After two years of the COVID-19 pandemic, it might be time to ask: how has the pandemic affected the number of people experiencing homelessness?
It’s complicated to give an answer to that question, because one key basis for assessing homelessness numbers is what’s called the “Point in Time” (PIT) Count conducted annually by local agencies partnering with the Department of Housing and Urban Development (HUD). Conducted on one night in the last part of January, this survey distinguishes between “sheltered homelessness”, such as living in emergency shelters, transitional housing, or another interim situation and unsheltered homelessness. Neither count catches everyone who’s homeless; it won’t catch, for example, people couch-surfing with family or friends, or those who are purposely avoiding contact with the wider world. Overall, though, the PIT Count offers a valuable snapshot for homelessness advocates and policy makers to use in their work.
But here’s the catch: it takes HUD time to process the data, back in February of this year, the agency published data from the 2021 survey. This data, therefore, while important for providing information about homelessness in the US overall and individual communities, is only an imperfect snapshot of what’s going on right now.
All that said, what does the 2021 data show? Some key findings:

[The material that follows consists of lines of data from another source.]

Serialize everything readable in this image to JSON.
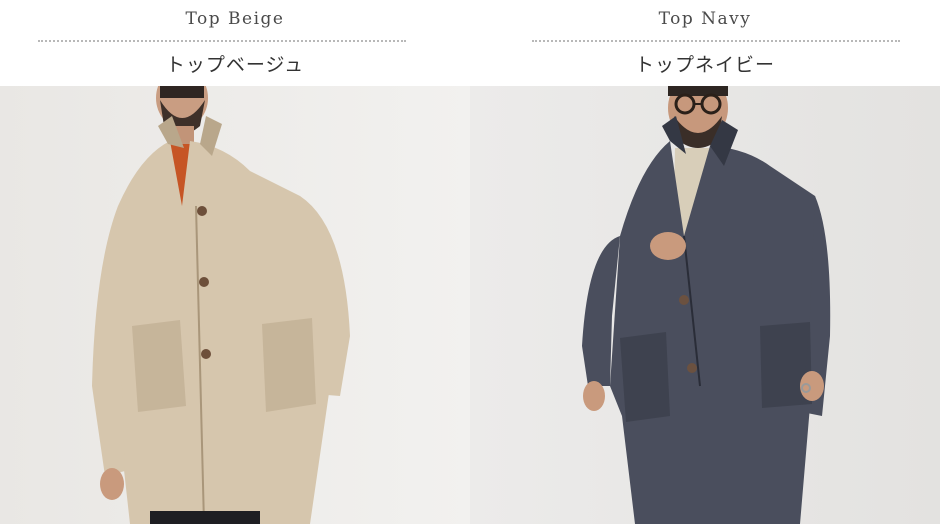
{
  "products": [
    {
      "label_en": "Top Beige",
      "label_jp": "トップベージュ",
      "coat_color": "#d6c6ad",
      "coat_shade": "#b9a78b"
    },
    {
      "label_en": "Top Navy",
      "label_jp": "トップネイビー",
      "coat_color": "#4a4e5d",
      "coat_shade": "#343844"
    }
  ]
}
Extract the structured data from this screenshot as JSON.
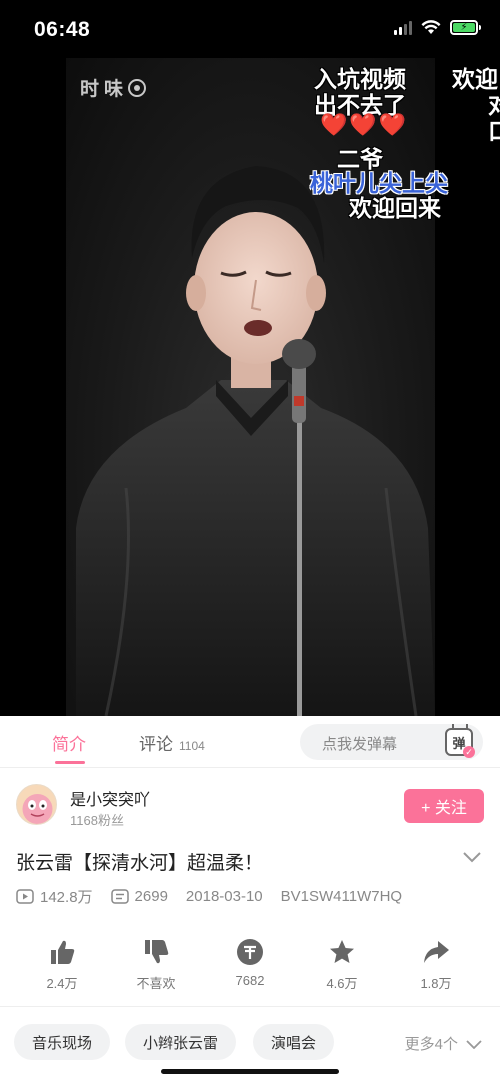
{
  "status_bar": {
    "time": "06:48"
  },
  "video": {
    "watermark": "时",
    "watermark_rest": "味",
    "danmaku": [
      {
        "text": "入坑视频"
      },
      {
        "text": "欢迎"
      },
      {
        "text": "出不去了"
      },
      {
        "text": "对"
      },
      {
        "text": "❤️❤️❤️"
      },
      {
        "text": "口"
      },
      {
        "text": "二爷"
      },
      {
        "text": "桃叶儿尖上尖"
      },
      {
        "text": "欢迎回来"
      }
    ]
  },
  "tabs": {
    "intro": "简介",
    "comments": "评论",
    "comments_count": "1104",
    "danmaku_placeholder": "点我发弹幕",
    "danmaku_toggle": "弹"
  },
  "uploader": {
    "name": "是小突突吖",
    "fans": "1168粉丝",
    "follow_label": "+ 关注"
  },
  "video_info": {
    "title": "张云雷【探清水河】超温柔！",
    "views": "142.8万",
    "danmaku_count": "2699",
    "date": "2018-03-10",
    "bvid": "BV1SW411W7HQ"
  },
  "actions": [
    {
      "icon": "thumbs-up-icon",
      "label": "2.4万"
    },
    {
      "icon": "thumbs-down-icon",
      "label": "不喜欢"
    },
    {
      "icon": "coin-icon",
      "label": "7682"
    },
    {
      "icon": "star-icon",
      "label": "4.6万"
    },
    {
      "icon": "share-icon",
      "label": "1.8万"
    }
  ],
  "tags": [
    "音乐现场",
    "小辫张云雷",
    "演唱会"
  ],
  "more_tags": "更多4个",
  "colors": {
    "accent": "#fb7299",
    "danmaku_blue": "#3a63d8"
  }
}
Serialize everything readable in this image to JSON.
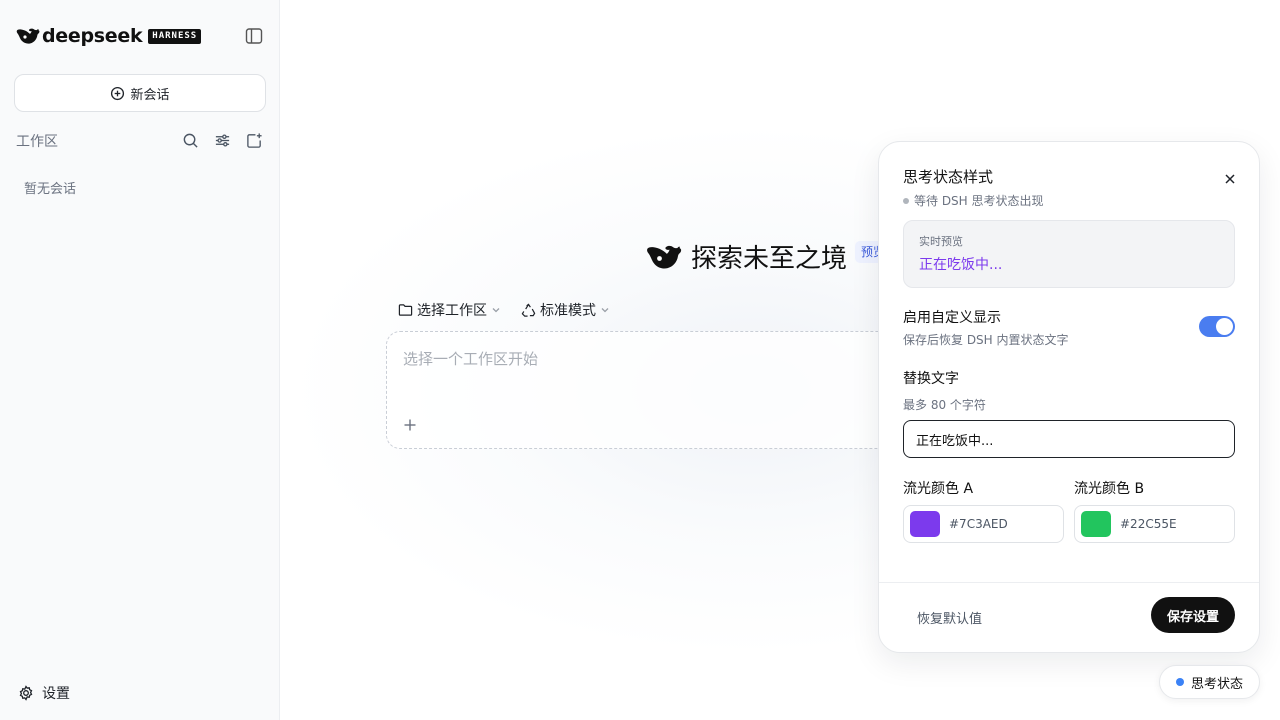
{
  "sidebar": {
    "brand": "deepseek",
    "brand_badge": "HARNESS",
    "new_chat_label": "新会话",
    "workspace_label": "工作区",
    "empty_text": "暂无会话",
    "settings_label": "设置"
  },
  "main": {
    "hero_title": "探索未至之境",
    "badge_text": "预览",
    "workspace_select": "选择工作区",
    "mode_select": "标准模式",
    "input_placeholder": "选择一个工作区开始"
  },
  "panel": {
    "title": "思考状态样式",
    "status_text": "等待 DSH 思考状态出现",
    "preview_label": "实时预览",
    "preview_value": "正在吃饭中...",
    "toggle_title": "启用自定义显示",
    "toggle_sub": "保存后恢复 DSH 内置状态文字",
    "toggle_on": true,
    "replace_title": "替换文字",
    "replace_sub": "最多 80 个字符",
    "replace_value": "正在吃饭中...",
    "color_a_label": "流光颜色 A",
    "color_a": "#7C3AED",
    "color_b_label": "流光颜色 B",
    "color_b": "#22C55E",
    "reset_label": "恢复默认值",
    "save_label": "保存设置"
  },
  "thinking_pill_label": "思考状态",
  "colors": {
    "accent_blue": "#4a7df0",
    "preview_purple": "#7c3aed"
  }
}
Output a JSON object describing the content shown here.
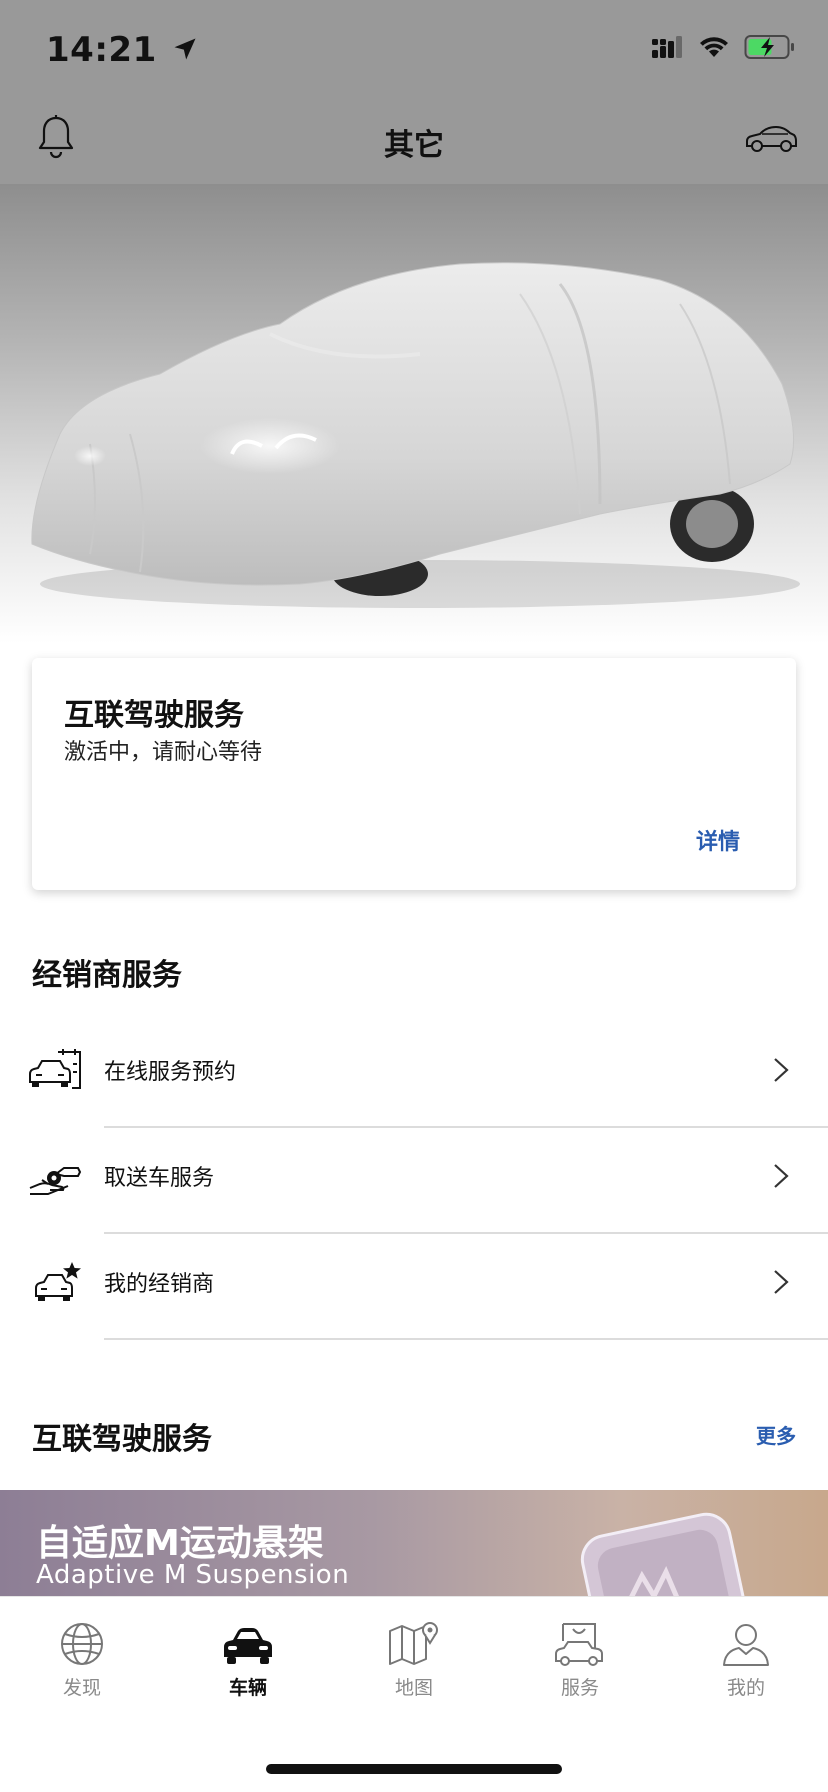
{
  "status_bar": {
    "time": "14:21"
  },
  "header": {
    "title": "其它"
  },
  "connected_drive_card": {
    "title": "互联驾驶服务",
    "subtitle": "激活中，请耐心等待",
    "link": "详情"
  },
  "dealer_services": {
    "title": "经销商服务",
    "items": [
      {
        "label": "在线服务预约",
        "icon": "car-calendar-icon"
      },
      {
        "label": "取送车服务",
        "icon": "key-handover-icon"
      },
      {
        "label": "我的经销商",
        "icon": "car-star-icon"
      }
    ]
  },
  "connected_drive_services": {
    "title": "互联驾驶服务",
    "more": "更多",
    "banner": {
      "title": "自适应M运动悬架",
      "subtitle": "Adaptive M Suspension"
    }
  },
  "tab_bar": {
    "tabs": [
      {
        "label": "发现",
        "icon": "globe-icon",
        "active": false
      },
      {
        "label": "车辆",
        "icon": "car-icon",
        "active": true
      },
      {
        "label": "地图",
        "icon": "map-icon",
        "active": false
      },
      {
        "label": "服务",
        "icon": "shopping-bag-car-icon",
        "active": false
      },
      {
        "label": "我的",
        "icon": "user-icon",
        "active": false
      }
    ]
  },
  "colors": {
    "header_bg": "#999999",
    "link_blue": "#2a5db0",
    "battery_green": "#4cd964"
  }
}
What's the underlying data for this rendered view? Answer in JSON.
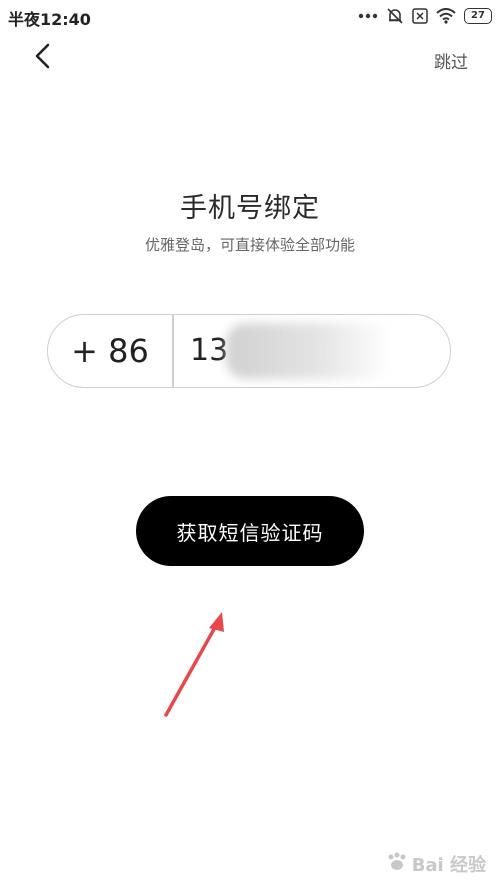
{
  "status_bar": {
    "time": "半夜12:40",
    "icons": [
      "more-dots-icon",
      "mute-bell-icon",
      "sim-x-icon",
      "wifi-icon"
    ],
    "battery": "27"
  },
  "nav": {
    "back_icon": "chevron-left-icon",
    "skip": "跳过"
  },
  "header": {
    "title": "手机号绑定",
    "subtitle": "优雅登岛，可直接体验全部功能"
  },
  "phone": {
    "country_code": "+ 86",
    "value": "13"
  },
  "actions": {
    "get_code": "获取短信验证码"
  },
  "annotation": {
    "color": "#e8484b"
  },
  "watermark": {
    "text": "Bai 经验"
  }
}
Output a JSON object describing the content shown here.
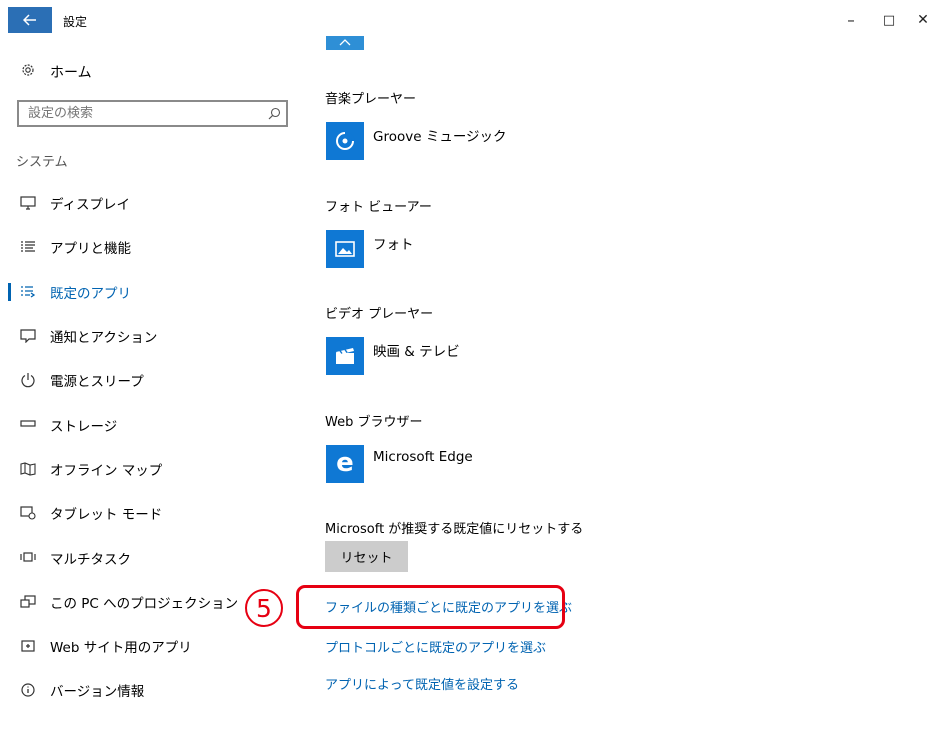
{
  "window": {
    "title": "設定",
    "controls": {
      "minimize": "–",
      "maximize": "□",
      "close": "✕"
    }
  },
  "sidebar": {
    "home_label": "ホーム",
    "search_placeholder": "設定の検索",
    "section_header": "システム",
    "items": [
      {
        "label": "ディスプレイ",
        "icon": "monitor-icon"
      },
      {
        "label": "アプリと機能",
        "icon": "list-icon"
      },
      {
        "label": "既定のアプリ",
        "icon": "default-apps-icon",
        "active": true
      },
      {
        "label": "通知とアクション",
        "icon": "notification-icon"
      },
      {
        "label": "電源とスリープ",
        "icon": "power-icon"
      },
      {
        "label": "ストレージ",
        "icon": "storage-icon"
      },
      {
        "label": "オフライン マップ",
        "icon": "map-icon"
      },
      {
        "label": "タブレット モード",
        "icon": "tablet-icon"
      },
      {
        "label": "マルチタスク",
        "icon": "multitask-icon"
      },
      {
        "label": "この PC へのプロジェクション",
        "icon": "projection-icon"
      },
      {
        "label": "Web サイト用のアプリ",
        "icon": "web-apps-icon"
      },
      {
        "label": "バージョン情報",
        "icon": "info-icon"
      }
    ]
  },
  "main": {
    "groups": [
      {
        "title": "音楽プレーヤー",
        "app": "Groove ミュージック",
        "icon": "groove-icon"
      },
      {
        "title": "フォト ビューアー",
        "app": "フォト",
        "icon": "photos-icon"
      },
      {
        "title": "ビデオ プレーヤー",
        "app": "映画 & テレビ",
        "icon": "movies-icon"
      },
      {
        "title": "Web ブラウザー",
        "app": "Microsoft Edge",
        "icon": "edge-icon"
      }
    ],
    "reset_text": "Microsoft が推奨する既定値にリセットする",
    "reset_button": "リセット",
    "links": [
      "ファイルの種類ごとに既定のアプリを選ぶ",
      "プロトコルごとに既定のアプリを選ぶ",
      "アプリによって既定値を設定する"
    ]
  },
  "annotation": {
    "step_number": "5"
  },
  "colors": {
    "accent": "#0078d7",
    "link": "#0063b1",
    "highlight": "#e60012",
    "back": "#2b6fb5"
  }
}
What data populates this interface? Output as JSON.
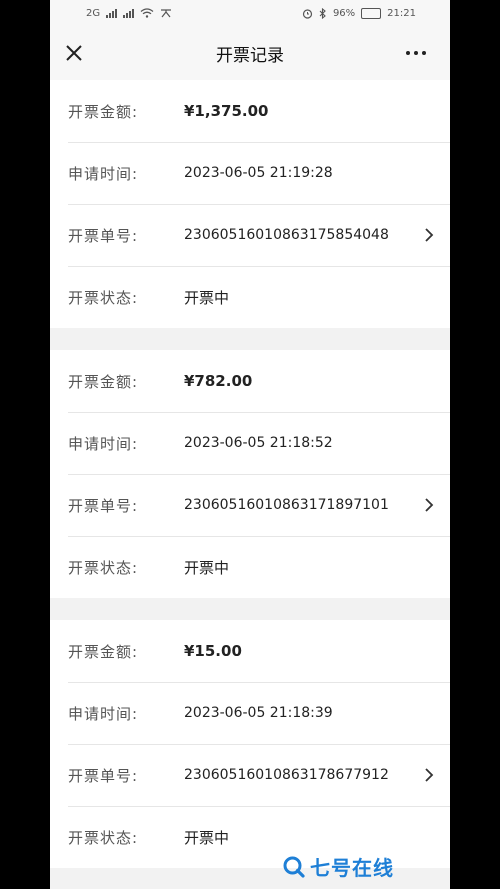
{
  "status_bar": {
    "network": "2G",
    "battery": "96%",
    "time": "21:21"
  },
  "navbar": {
    "title": "开票记录"
  },
  "labels": {
    "amount": "开票金额:",
    "apply_time": "申请时间:",
    "invoice_no": "开票单号:",
    "status": "开票状态:"
  },
  "records": [
    {
      "amount": "¥1,375.00",
      "apply_time": "2023-06-05 21:19:28",
      "invoice_no": "230605160108631758540​48",
      "status": "开票中"
    },
    {
      "amount": "¥782.00",
      "apply_time": "2023-06-05 21:18:52",
      "invoice_no": "2306051601086317189710​1",
      "status": "开票中"
    },
    {
      "amount": "¥15.00",
      "apply_time": "2023-06-05 21:18:39",
      "invoice_no": "23060516010863178677912",
      "status": "开票中"
    }
  ],
  "watermark": {
    "text": "七号在线"
  },
  "colors": {
    "background": "#f2f2f2",
    "card": "#ffffff",
    "watermark": "#1e7fd6"
  }
}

• On the date of the 2021 PIT Count, more than 326,000 people experienced sheltered homelessness, representing a decrease of 8% from 2020. (Due to the pandemic, in 2021 HUD waived the requirement to count the unsheltered homeless.)
• The bulk of that decline came in families with children (-15%), who represented 40% of those experiencing sheltered homelessness; the number of sheltered homeless individuals was fairly stable (-2%), and they made up the remaining 60% of the homeless.
• There was a 10% decline in the number of sheltered homeless veterans.
• People of color still comprise a disproportionate number of those experiencing homelessness, comprising 45% of the sheltered homeless.
HUD Secretary Marcia L. Fudge notes that the numbers suggest federal COVID-19 relief helped homeless individuals, though she argues that the problem of homelessness still needs serious attention. As what often happens with statistics, the devil is in the details: the 8% decline looks good, and some of it may derive from election moratoriums and direct federal assistance to individuals (though that assistance often proved hard for homeless individuals to access), but some of the decline may have been due to lower capacity in shelters that tried to meet COVID distancing requirements.
Furthermore, eviction moratoriums have ended in PA and elsewhere, and the supply of affordable housing remains low. Prior to the lapse of the federal eviction moratorium, 15 million people were at risk of eviction, but lack of data on evictions at the federal level makes the problem hard to track. According to the National Low Income Housing Coalition, nationally only 37 affordable rental units are available for every 100 extremely low-income renters.
Homelessness can often seem like an intractable problem, but good numbers, good policy, and good works by the community can real positive effects.
This article includes information and quotes taken from the HUD No. 22-022 press release, published February 4 and available at www.hud.gov/press. Joanne Myers is a CARES board member.